May Habib’s start-up is simplifying technology so global companies can communicate in multiple languages on different platforms
May Habib is chasing a unicorn – not the mythical creature but the billion-dollar successes of Silicon Valley. The 30-year-old co-founder and chief executive of Qordoba is now in San Francisco to cement the company’s global status and in doing so, could nurture the first unicorn to have been born out of the Middle East.
Harvard-educated Habib founded Qordoba in 2011 in Dubai, providing software to companies to enable them to automate content publishing in multiple languages and channels.
Born in Lebanon, she began her career in New York, working as a software analyst in mergers and acquisitions for a global investment bank.
“There was an aspect to international living and causes that was completely missing from my day to day life,” she says.
Even though I found the work enjoyable and the company fascinating, I was not thinking outside a very narrow domain
An opportunity to work for Mubadala, the sovereign wealth fund of Abu Dhabi, popped up for Habib who “jumped at it” and began a two year stint with Mubadala that led to travel across Singapore, London, Germany, the USA and UAE.
“I definitely hit my stride,” she says. “We were doing deals all over the world, with a small diverse team. It could not be more different than my experience in Wall Street.”
It was during that time that Habib was able to observe the differences between the developed and emerging markets. Both were moving online, but at varying speeds. Mobile adoption and mobile internet penetration has experienced exponential growth in emerging markets but one of the main issues is the lack of content online.
“The problem of online content was one I kept coming back to the most,” says Habib. “A lot of the motivation when we first started Qordoba was around the idea of information poverty. We’re enabling global access to products and services. There’s a massive push for universal Internet access by 2020 – but if there aren’t good products in those languages, we won’t get the development surplus we think we will by that kind of access,” says Habib.
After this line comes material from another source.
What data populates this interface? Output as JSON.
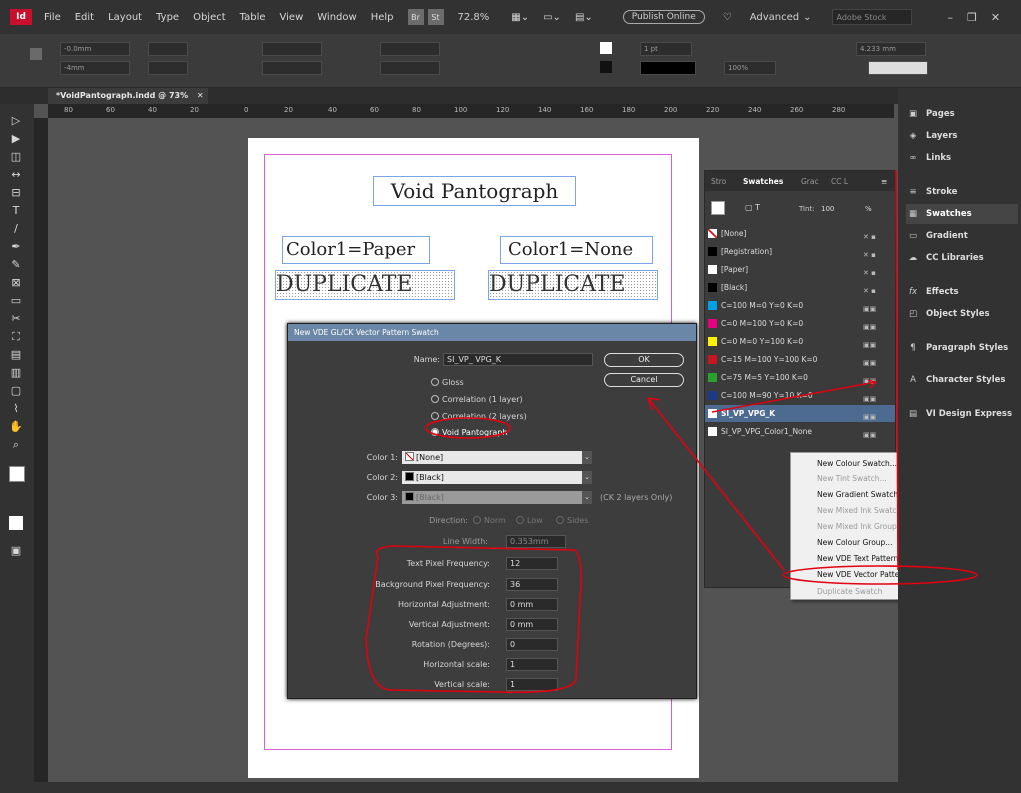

It is thought that Arabic constitutes less than two per cent of all online content, a disparate figure considering native Arabic speakers constitute almost five per cent of the world’s population.
For a global company, translating and creating websites for each market they operate in can be an expensive endeavour, so Habib—along with her co-founder and current chief technology officer Waseem Alsheikh—decided to create a software that would enable firms to seamlessly manage and create content in several different languages.
“Essentially it is a software that helps companies manage and expand their multinational and multilingual presence, so if you have mobile apps or product marketing that needs to be in ten or fifteen languages, it is an immense challenge,” says Habib.
Qordoba’s technology allows firms to localise their content and optimise it for different markets without the trouble of creating that content from scratch.
Making use of her global contacts, Habib ran experiments with law firm Freshfields and advertising company Saatchi and Saatchi to develop multi-lingual content. Both were a success.
“We opened an office in Berlin the following year and we expanded to San Francisco last year, where we are now headquartered,” she says.
Today, Qordoba counts Cartier, Nestle and the World Bank among its clients and the company has now filed two patents in the US for its technology.
Habib’s experience in setting up her company was relatively trouble-free for a start-up. Nor did she find it hard establishing herself as a woman in a male-dominated market.
“It wasn’t hard to decide [to start a company], but I was also young. If I were making that choice now, it would be a little different. I was 26 when I quit my job, I’m 30 now and I spent most of the first year learning,” says Habib. “Making that kind of investment now would seem more daunting.”
A group of angel investors from the Middle East, Europe and the US funded Habib to begin with. The company underwent two rounds of investment in 2012 and 2015 and has raised $4m in total.
“It’s so inspiring to be located in the Valley now. We learnt more in a week here than we did in months before we moved. The density of smart people doing smart things in new and different ways is just off the charts,” says Habib.
Habib puts her success down to perseverance.
“Things that make us [women] successful are things that make anyone successful – the ability to see the forest from the trees, make incremental progress in a disciplined way and keep your eye on the prize. It is ten times harder than anyone says it is, and it gets harder because the milestones you set keep moving out.”
In her spare time, Habib maintains the link to her former university. She is also a World Economic Forum (WEF) ‘global shaper’, a network of young people showing exceptional potential and drive.
“The nice thing about WEF is that it’s very much people who are global actors working in local contexts—people who are trying to make a difference,” says Habib. And she should know.